My (Sam) initial thought went something like this:
It’s hard to manage what you don’t measure and share with the public. It would be nice to know more objectively which police departments outperform others on measures of excessive force use, racial distribution of excessive force use, and racial inclusion in leadership positions. The frontrunners of change and progress should be just as well known as the sad back of the pack. After all, in our field of medicine we have several layers of metric-happy oversight to help us improve health outcomes of our patients. They are federal and state government groups, professional organizations, and other quality assurance third-parties. Sometimes we complain that a particular metric we are held to is unfair or irrelevant, but in the aggregate the oversight helps keep us on our toes and improving.
To what degree have we in healthcare improved Black race disparities in health outcomes any better than police departments have improved Black race disparities in excessive force use?
The COVID-19 front, anyway, gives us no obvious bragging rights over the police:
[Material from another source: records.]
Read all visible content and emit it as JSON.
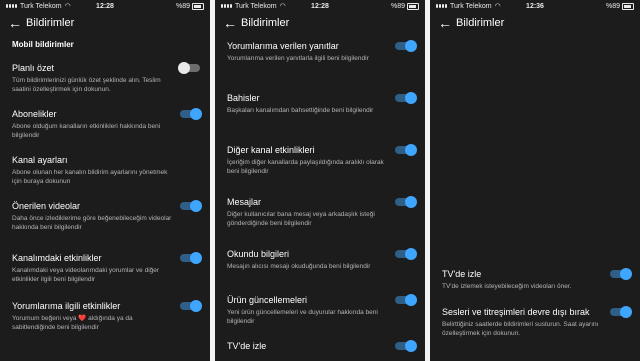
{
  "screens": [
    {
      "status": {
        "carrier": "Turk Telekom",
        "time": "12:28",
        "battery": "%89"
      },
      "title": "Bildirimler",
      "section": "Mobil bildirimler",
      "items": [
        {
          "title": "Planlı özet",
          "desc": "Tüm bildirimlerinizi günlük özet şeklinde alın. Teslim saatini özelleştirmek için dokunun.",
          "on": false
        },
        {
          "title": "Abonelikler",
          "desc": "Abone olduğum kanalların etkinlikleri hakkında beni bilgilendir",
          "on": true
        },
        {
          "title": "Kanal ayarları",
          "desc": "Abone olunan her kanalın bildirim ayarlarını yönetmek için buraya dokunun"
        },
        {
          "title": "Önerilen videolar",
          "desc": "Daha önce izlediklerime göre beğenebileceğim videolar hakkında beni bilgilendir",
          "on": true
        },
        {
          "title": "Kanalımdaki etkinlikler",
          "desc": "Kanalımdaki veya videolarımdaki yorumlar ve diğer etkinlikler ilgili beni bilgilendir",
          "on": true
        },
        {
          "title": "Yorumlarıma ilgili etkinlikler",
          "desc_a": "Yorumum beğeni veya",
          "heart": "❤️",
          "desc_b": "aldığında ya da sabitlendiğinde beni bilgilendir",
          "on": true
        }
      ]
    },
    {
      "status": {
        "carrier": "Turk Telekom",
        "time": "12:28",
        "battery": "%89"
      },
      "title": "Bildirimler",
      "items": [
        {
          "title": "Yorumlarıma verilen yanıtlar",
          "desc": "Yorumlarıma verilen yanıtlarla ilgili beni bilgilendir",
          "on": true
        },
        {
          "title": "Bahisler",
          "desc": "Başkaları kanalımdan bahsettiğinde beni bilgilendir",
          "on": true
        },
        {
          "title": "Diğer kanal etkinlikleri",
          "desc": "İçeriğim diğer kanallarda paylaşıldığında aralıklı olarak beni bilgilendir",
          "on": true
        },
        {
          "title": "Mesajlar",
          "desc": "Diğer kullanıcılar bana mesaj veya arkadaşlık isteği gönderdiğinde beni bilgilendir",
          "on": true
        },
        {
          "title": "Okundu bilgileri",
          "desc": "Mesajın alıcısı mesajı okuduğunda beni bilgilendir",
          "on": true
        },
        {
          "title": "Ürün güncellemeleri",
          "desc": "Yeni ürün güncellemeleri ve duyurular hakkında beni bilgilendir",
          "on": true
        },
        {
          "title": "TV'de izle",
          "desc": "",
          "on": true
        }
      ]
    },
    {
      "status": {
        "carrier": "Turk Telekom",
        "time": "12:36",
        "battery": "%89"
      },
      "title": "Bildirimler",
      "items": [
        {
          "title": "TV'de izle",
          "desc": "TV'de izlemek isteyebileceğim videoları öner.",
          "on": true
        },
        {
          "title": "Sesleri ve titreşimleri devre dışı bırak",
          "desc": "Belirttiğiniz saatlerde bildirimleri susturun. Saat ayarını özelleştirmek için dokunun.",
          "on": true
        }
      ]
    }
  ]
}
1. Nearly twenty-two percent of US counties are disproportionately Black (>13%) and they accounted for 52% of COVID-19 diagnoses and 58% of COVID-19 deaths nationally (data as of April 14, 2020).
2. Black patients disproportionately accounted for COVID-19 hospitalizations and deaths in a Louisiana integrated-delivery health system: 77% of hospitalizations and 71% of deaths were patients who were Black, despite Black residents comprising only 31% of the total population. Black individuals were associated with increased odds of hospitalization, even after controlling for age, comorbidities, use of public insurance (e.g. Medicare or Medicaid), residence in a low-income area, and obesity.
3. In Chicago, Black residents have been three times as likely to have the disease diagnosed as their white counterparts—and nearly six times as likely to die from it. In Milwaukee County, Wisconsin, and in hard hit Louisiana, Black people account for 70% of the dead but for just 26% and 32% of those populations, respectively.
Where did studies like the above rank for us at Wise Patient in communicating to you, our patient family, by newsletter during this COVID-19 pandemic?
Well, we’ve put out 14 newsletters to you so far during the pandemic, each having 2-3 COVID-19 related topics. None of them centered on racial/ethnic disparities of infection or death rates. Why not, we ask ourselves now. Was it because King County has fared better on some measures of racial disparities in COVID-19 cases and deaths (https://kingcounty.gov/depts/health/covid-19/data/race-ethnicity.aspx)? We don’t think it was that because as a group we haven’t assessed that topic as deeply as we assessed the main topics of our newsletters. Was it that we have gotten so used to the measuring of and the talking about racial, ethnic, social, and economic “determinants of health” that we have mistaken the measuring of the problem for the solving of the problem? Was it that we don’t like to feel helpless? Was it our own form of racism? Was it all of these?
One thing seems very clear: social conditions and structural racism increase the risk for COVID-19 death in Black and other minority communities, just as they increase the risk of so many other diseases. May we learn to take more action as a clinic and as individuals.
We were blown away by the response we got from our artistic community here at Wise Patient. Without further ado, here are the forms of entertainment that we received from you guys! (Instagrams listed are with patient consent).
Artist Instagram: @mister_michelle
On the left, we have a piece titled “Home” and a piece on the right titled “S h a n g r i L a L a”.
Unnamed artists and art from the WPIM Community
Both works below are from artist, Arsha Adarsh. The work on the left is titled, “The days”. The piece on the right is titled, “Fire“.
Artist Instagram: @gerryredhill. Below, he title’s his piece as “It’s a Jungle Out There”
And a first for us. A whole album, brought to us by artist, Cryptomeria!
Album Title: Ruminations
Release Date: January 15, 2018
Description: A soothing, meditative kind of music that people might appreciate now.